More and more amber waves of grain are showing up here in the Grass Seed Capital of the World.
For decades, the Willamette Valley has been a center for grass seed production. But demand for the seed to grow lush lawns has fallen with the housing downturn and overall weak economy.
And grass seed farmers face higher production costs with the phased-in ban on field burning, said Roger Beyer, executive director of the Oregon Seed Council.
Grass seed prices are about half what they were 12 to 14 months ago, he said. Back then, annual ryegrass — a variety commonly grown in the Willamette Valley — could fetch 30 cents a pound, Beyer said. Today, it sells for about 17 to 18 cents a pound.
An increasing number of them are converting some acreage to wheat.
"And farmers are telling me every day that they'll convert more next year unless prices for grass seed improve," Beyer said.
Advocates of rebuilding the "local food system" to bring locally grown foods — including staples such as beans and grains from field to table — say that's a positive trend, and something they've encouraged for the past few years.
Harry MacCormack, who operates Sunbow Farm, an organic farm west of Corvallis, is a member of the Southern Willamette Valley Bean and Grain Project.

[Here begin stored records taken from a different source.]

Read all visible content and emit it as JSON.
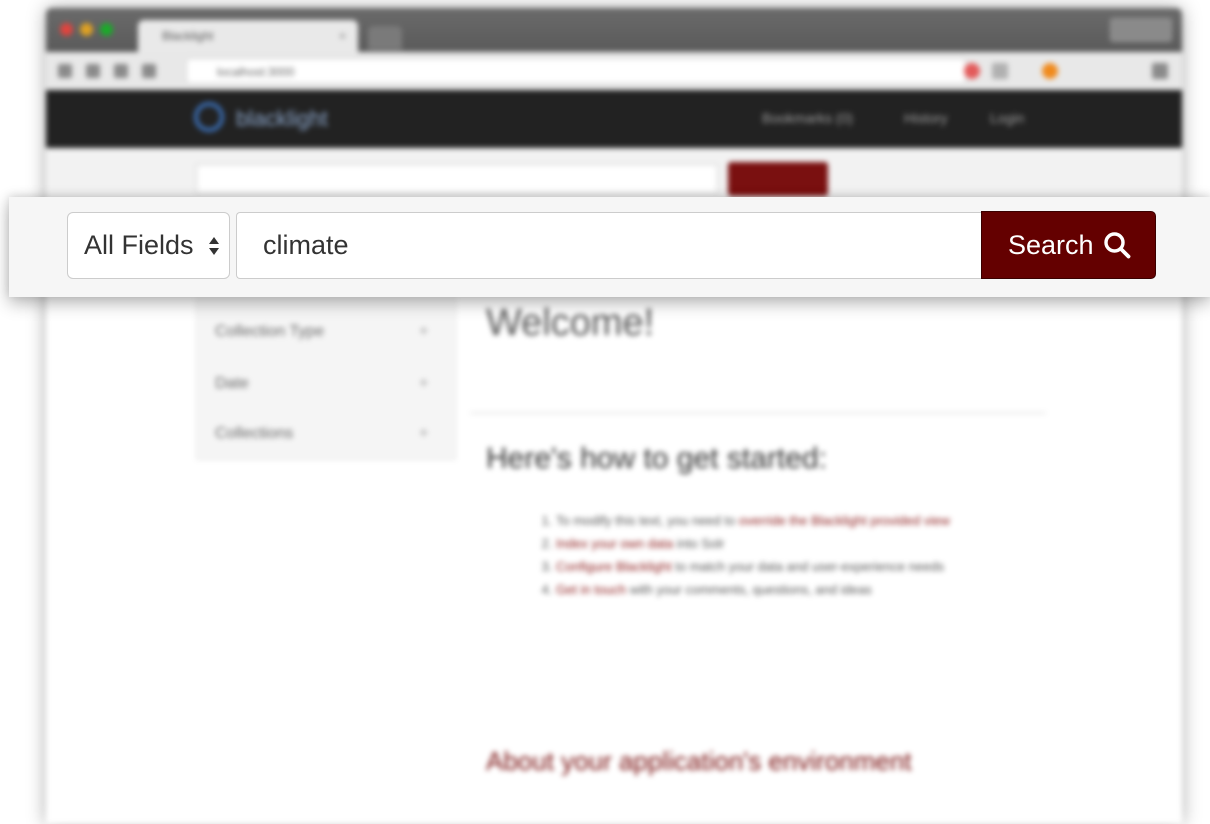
{
  "browser": {
    "tab_title": "Blacklight",
    "tab_close": "×",
    "address": "localhost:3000"
  },
  "navbar": {
    "brand": "blacklight",
    "links": [
      "Bookmarks (0)",
      "History",
      "Login"
    ]
  },
  "search": {
    "field_select": "All Fields",
    "query": "climate",
    "button_label": "Search"
  },
  "facets": [
    {
      "label": "Collection Type",
      "toggle": "+"
    },
    {
      "label": "Date",
      "toggle": "+"
    },
    {
      "label": "Collections",
      "toggle": "+"
    }
  ],
  "main": {
    "welcome": "Welcome!",
    "howto": "Here's how to get started:",
    "steps": [
      {
        "link": "override the Blacklight provided view",
        "text": "To modify this text, you need to"
      },
      {
        "link": "Index your own data",
        "text": "into Solr"
      },
      {
        "link": "Configure Blacklight",
        "text": "to match your data and user-experience needs"
      },
      {
        "link": "Get in touch",
        "text": "with your comments, questions, and ideas"
      }
    ],
    "about": "About your application's environment"
  },
  "colors": {
    "navbar": "#222222",
    "search_button": "#640000",
    "link": "#8b1a1a"
  }
}
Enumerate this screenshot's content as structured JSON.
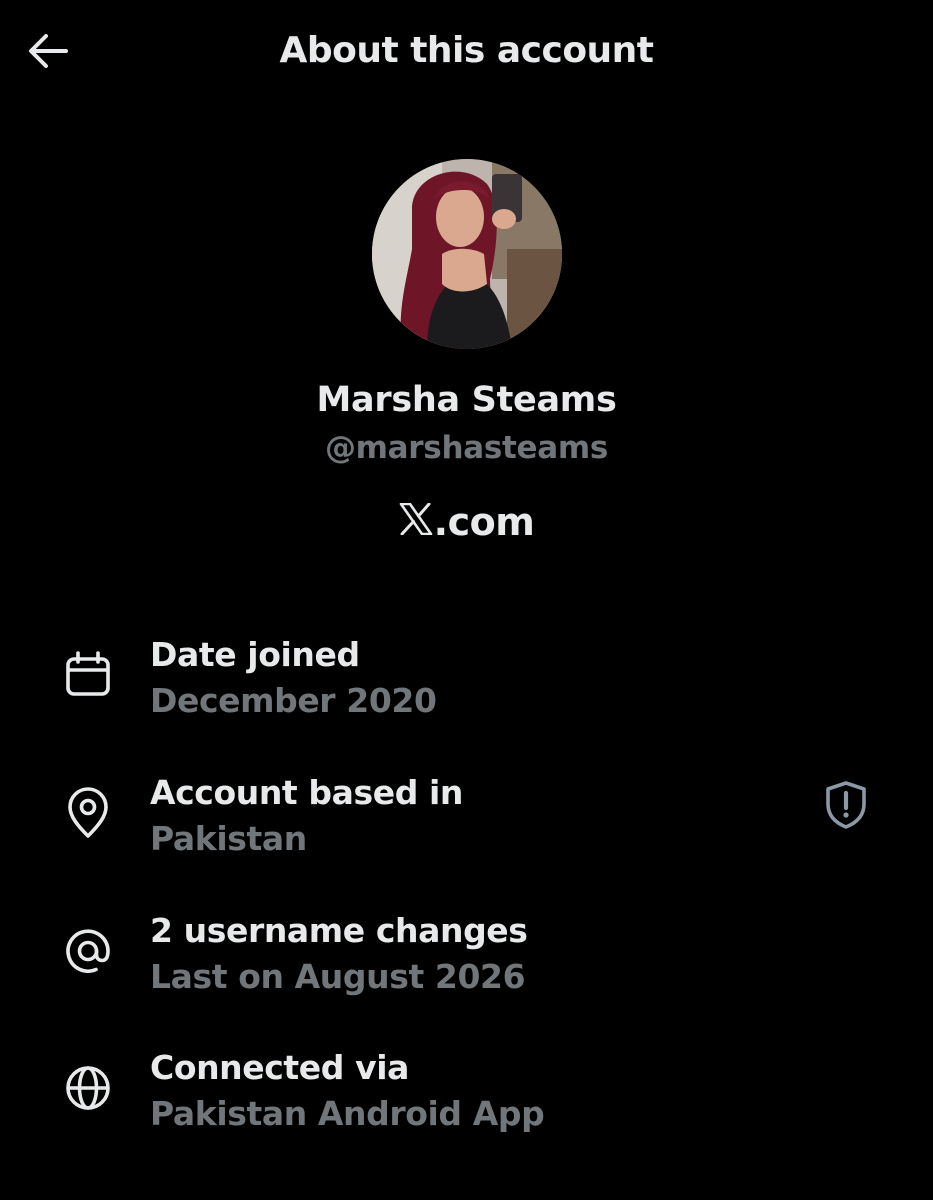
{
  "header": {
    "title": "About this account",
    "back_icon": "arrow-left-icon"
  },
  "profile": {
    "display_name": "Marsha Steams",
    "handle": "@marshasteams",
    "site_suffix": ".com",
    "site_logo": "x-logo-icon"
  },
  "details": [
    {
      "icon": "calendar-icon",
      "label": "Date joined",
      "value": "December 2020"
    },
    {
      "icon": "location-pin-icon",
      "label": "Account based in",
      "value": "Pakistan",
      "action_icon": "shield-alert-icon"
    },
    {
      "icon": "at-sign-icon",
      "label": "2 username changes",
      "value": "Last on August 2026"
    },
    {
      "icon": "globe-icon",
      "label": "Connected via",
      "value": "Pakistan Android App"
    }
  ],
  "colors": {
    "background": "#000000",
    "primary_text": "#e7e9ea",
    "secondary_text": "#71767b",
    "icon": "#e7e9ea",
    "action_icon": "#8b98a5"
  }
}
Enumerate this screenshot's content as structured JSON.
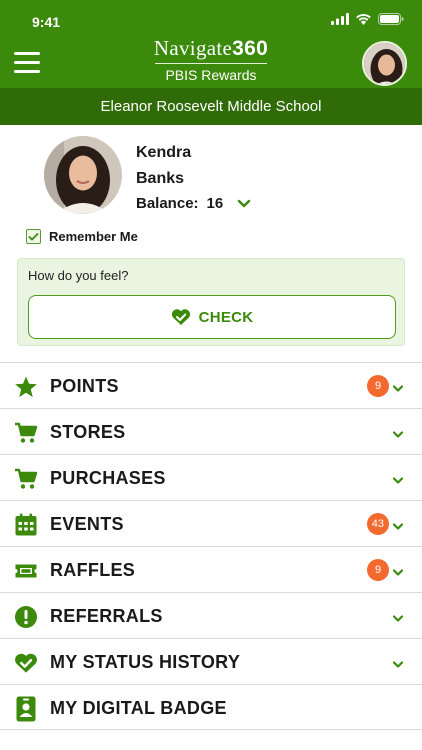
{
  "status_bar": {
    "time": "9:41"
  },
  "header": {
    "brand_text": "Navigate",
    "brand_number": "360",
    "subtitle": "PBIS Rewards",
    "menu_icon": "hamburger-icon"
  },
  "school": {
    "name": "Eleanor Roosevelt Middle School"
  },
  "profile": {
    "first_name": "Kendra",
    "last_name": "Banks",
    "balance_label": "Balance:",
    "balance_value": "16"
  },
  "remember_me": {
    "label": "Remember Me",
    "checked": true
  },
  "feelings": {
    "prompt": "How do you feel?",
    "button_label": "CHECK",
    "button_icon": "heart-check-icon"
  },
  "menu": [
    {
      "label": "POINTS",
      "icon": "star-icon",
      "badge": "9",
      "chevron": true
    },
    {
      "label": "STORES",
      "icon": "cart-icon",
      "badge": "",
      "chevron": true
    },
    {
      "label": "PURCHASES",
      "icon": "cart-icon",
      "badge": "",
      "chevron": true
    },
    {
      "label": "EVENTS",
      "icon": "calendar-icon",
      "badge": "43",
      "chevron": true
    },
    {
      "label": "RAFFLES",
      "icon": "ticket-icon",
      "badge": "9",
      "chevron": true
    },
    {
      "label": "REFERRALS",
      "icon": "exclamation-icon",
      "badge": "",
      "chevron": true
    },
    {
      "label": "MY STATUS HISTORY",
      "icon": "heart-check-icon",
      "badge": "",
      "chevron": true
    },
    {
      "label": "MY DIGITAL BADGE",
      "icon": "id-badge-icon",
      "badge": "",
      "chevron": false
    }
  ],
  "colors": {
    "primary": "#3b8a0c",
    "dark": "#2f6b07",
    "badge": "#f26a2e",
    "card_bg": "#eaf5e1"
  }
}
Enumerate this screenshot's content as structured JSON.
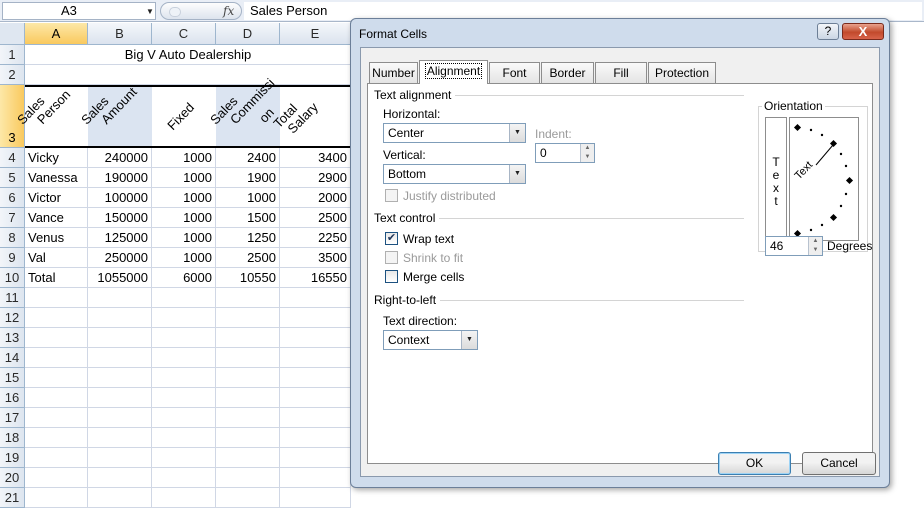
{
  "formula_bar": {
    "name_box": "A3",
    "fx_label": "fx",
    "formula": "Sales Person"
  },
  "columns": [
    "A",
    "B",
    "C",
    "D",
    "E"
  ],
  "rows": [
    "1",
    "2",
    "3",
    "4",
    "5",
    "6",
    "7",
    "8",
    "9",
    "10",
    "11",
    "12",
    "13",
    "14",
    "15",
    "16",
    "17",
    "18",
    "19",
    "20",
    "21"
  ],
  "sheet": {
    "title": "Big V Auto Dealership",
    "headers": [
      [
        "Sales",
        "Person"
      ],
      [
        "Sales",
        "Amount"
      ],
      [
        "Fixed"
      ],
      [
        "Sales",
        "Commissi"
      ],
      [
        "on",
        "Total",
        "Salary"
      ]
    ],
    "data": [
      [
        "Vicky",
        "240000",
        "1000",
        "2400",
        "3400"
      ],
      [
        "Vanessa",
        "190000",
        "1000",
        "1900",
        "2900"
      ],
      [
        "Victor",
        "100000",
        "1000",
        "1000",
        "2000"
      ],
      [
        "Vance",
        "150000",
        "1000",
        "1500",
        "2500"
      ],
      [
        "Venus",
        "125000",
        "1000",
        "1250",
        "2250"
      ],
      [
        "Val",
        "250000",
        "1000",
        "2500",
        "3500"
      ],
      [
        "Total",
        "1055000",
        "6000",
        "10550",
        "16550"
      ]
    ]
  },
  "dialog": {
    "title": "Format Cells",
    "help": "?",
    "close": "X",
    "tabs": [
      "Number",
      "Alignment",
      "Font",
      "Border",
      "Fill",
      "Protection"
    ],
    "active_tab": "Alignment",
    "text_alignment": {
      "group": "Text alignment",
      "horizontal_label": "Horizontal:",
      "horizontal_value": "Center",
      "vertical_label": "Vertical:",
      "vertical_value": "Bottom",
      "indent_label": "Indent:",
      "indent_value": "0",
      "justify_distributed": "Justify distributed"
    },
    "text_control": {
      "group": "Text control",
      "wrap_text": "Wrap text",
      "wrap_checked": true,
      "shrink_to_fit": "Shrink to fit",
      "merge_cells": "Merge cells"
    },
    "rtl": {
      "group": "Right-to-left",
      "direction_label": "Text direction:",
      "direction_value": "Context"
    },
    "orientation": {
      "group": "Orientation",
      "vertical_text": "T\ne\nx\nt",
      "dial_text": "Text",
      "degrees_value": "46",
      "degrees_label": "Degrees"
    },
    "ok": "OK",
    "cancel": "Cancel"
  }
}
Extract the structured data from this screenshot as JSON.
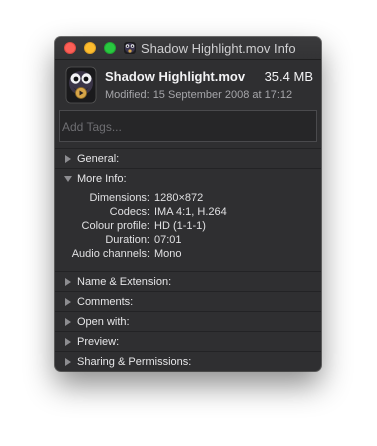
{
  "window": {
    "title": "Shadow Highlight.mov Info",
    "title_icon": "mov-file-icon"
  },
  "file": {
    "name": "Shadow Highlight.mov",
    "size": "35.4 MB",
    "modified": "Modified: 15 September 2008 at 17:12",
    "icon": "quicktime-movie-icon"
  },
  "tags": {
    "placeholder": "Add Tags..."
  },
  "sections": {
    "general": {
      "label": "General:",
      "expanded": false
    },
    "more_info": {
      "label": "More Info:",
      "expanded": true
    },
    "name_extension": {
      "label": "Name & Extension:",
      "expanded": false
    },
    "comments": {
      "label": "Comments:",
      "expanded": false
    },
    "open_with": {
      "label": "Open with:",
      "expanded": false
    },
    "preview": {
      "label": "Preview:",
      "expanded": false
    },
    "sharing": {
      "label": "Sharing & Permissions:",
      "expanded": false
    }
  },
  "more_info": [
    {
      "key": "Dimensions:",
      "value": "1280×872"
    },
    {
      "key": "Codecs:",
      "value": "IMA 4:1, H.264"
    },
    {
      "key": "Colour profile:",
      "value": "HD (1-1-1)"
    },
    {
      "key": "Duration:",
      "value": "07:01"
    },
    {
      "key": "Audio channels:",
      "value": "Mono"
    }
  ],
  "colors": {
    "window_bg": "#2f2f31",
    "close": "#fc5f57",
    "minimize": "#fdbc2e",
    "zoom": "#29c840"
  }
}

He's experimenting with growing a variety of beans and grains and thinks there's a future for grass seed farmers to convert at least a portion of their fields to produce these food staples.
"What's going to have to happen is these guys who've been into the massive grass seed acreage are going to have to figure out how to do at least some food," he said.
That idea was a hard sell when grass seed prices were higher and grass seed farmers had little financial incentive to change, he said. But now they're more receptive.
"The banks have stopped loaning on grass seed," MacCormack said. "They were willing to loan on beans and grains."
About 90,000 to 120,000 acres of wheat — mostly soft white wheat used for making tortillas and pasta, not bread, is being harvested this year, estimates Jim Peterson, a wheat breeder at Oregon State University.
More than 150,000 to 175,000 acres "is not unrealistic" for the coming year, he said. Grass seed is grown on about 480,000 acres in the Willamette Valley.
Wheat prices have fallen from historic highs topping $10 a bushel, set about 18 months ago, he said. Those prices were related to speculation in the market that pumped prices artificially high, Peterson said.
Now the Portland price for soft white winter wheat is at about $5 a bushel.
Counting shipping costs, that's the break-even point, or a slight loss, for many farmers, said Dan Armstrong, a councilor on the Lane County Food Policy Council.